This is another case where everyone's different. I use Firefox as my primary browser, and with it you open the “Options” dialog, go to the “Advanced” tab, “Network” subtab, and click on the “Settings” button (yes, I realize that anyone reading this page knows how to set options; it's just humorous to me to describe the path to a particular setting). This brings up the “Connection Settings” dialog, where you want to select manual proxy configuration. A picture is worth more than 1,000 words here: configuring Firefox to use a proxy

Other browsers will have something similar. For IE, you'll need to configure this in the “Internet Settings” control panel.


If everything works, you should see all of your browser requests in the Apache log.

> sudo tail -f /var/log/httpd/access_log - - [10/Jun/2012:13:06:00 +0000] "GET / HTTP/1.0" 403 3839 "-" "Wget/1.12 (linux-gnu)" - - [10/Jun/2012:13:06:32 +0000] "GET / HTTP/1.0" 403 3839 "-" "Wget/1.12 (linux-gnu)" - - [10/Jun/2012:13:26:22 +0000] "GET http://www.kdgregory.com/ HTTP/1.1" 200 4282 "-" "Mozilla/5.0 (X11; Ubuntu; Linux i686; rv:13.0) Gecko/20100101 Firefox/13.0" - - [10/Jun/2012:13:26:23 +0000] "GET http://www.kdgregory.com/css/common.css HTTP/1.1" 200 5507 "http://www.kdgregory.com/" "Mozilla/5.0 (X11; Ubuntu; Linux i686; rv:13.0) Gecko/20100101 Firefox/13.0" - - [10/Jun/2012:13:26:26 +0000] "GET http://www.kdgregory.com/favicon.ico HTTP/1.1" 200 1406 "-" "Mozilla/5.0 (X11; Ubuntu; Linux i686; rv:13.0) Gecko/20100101 Firefox/13.0"


I'll finish with some caveats. First is that your browsing speed is limited by the bandwidth of your proxy. This isn't an issue with Amazon EC2, which has fast connections both in and out. If you're running at home over a slow ADSL connection, however, you'll feel like you're back in the days of dial-up. Not a problem if all you're doing is reading email, but image downloads will be painful.

Second: If you are using Amazon EC2, you'll be paying for bandwidth. Although, at pennies per gigabyte, it will be far cheaper to do this than to tether your phone.

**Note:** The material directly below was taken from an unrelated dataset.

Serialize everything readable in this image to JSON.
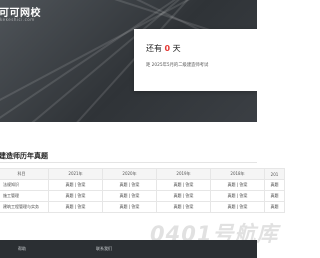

Next: this is a secure connection from your browser to your proxy; after that, you're in the wild. Personally, I'm not too worried about people snooping on the Internet backbone: those who are likely to snoop are also likely to have the compute power to break whatever encryption I might choose to use. I don't know what protections EC2 has against sniffers in their complex, but will assume that it's unlikely to be an issue. If you're concerned, you need to use an encrypted connection from your browser all the way to the other end.

And finally: be aware that this tunnel will bypass whatever content filters your company or organization has in place (unless they're browser extensions). If you signed some agreement that says you will abide by those content restrictions, you shouldn't follow these instructions.

Copyright © Keith D Gregory, all rights reserved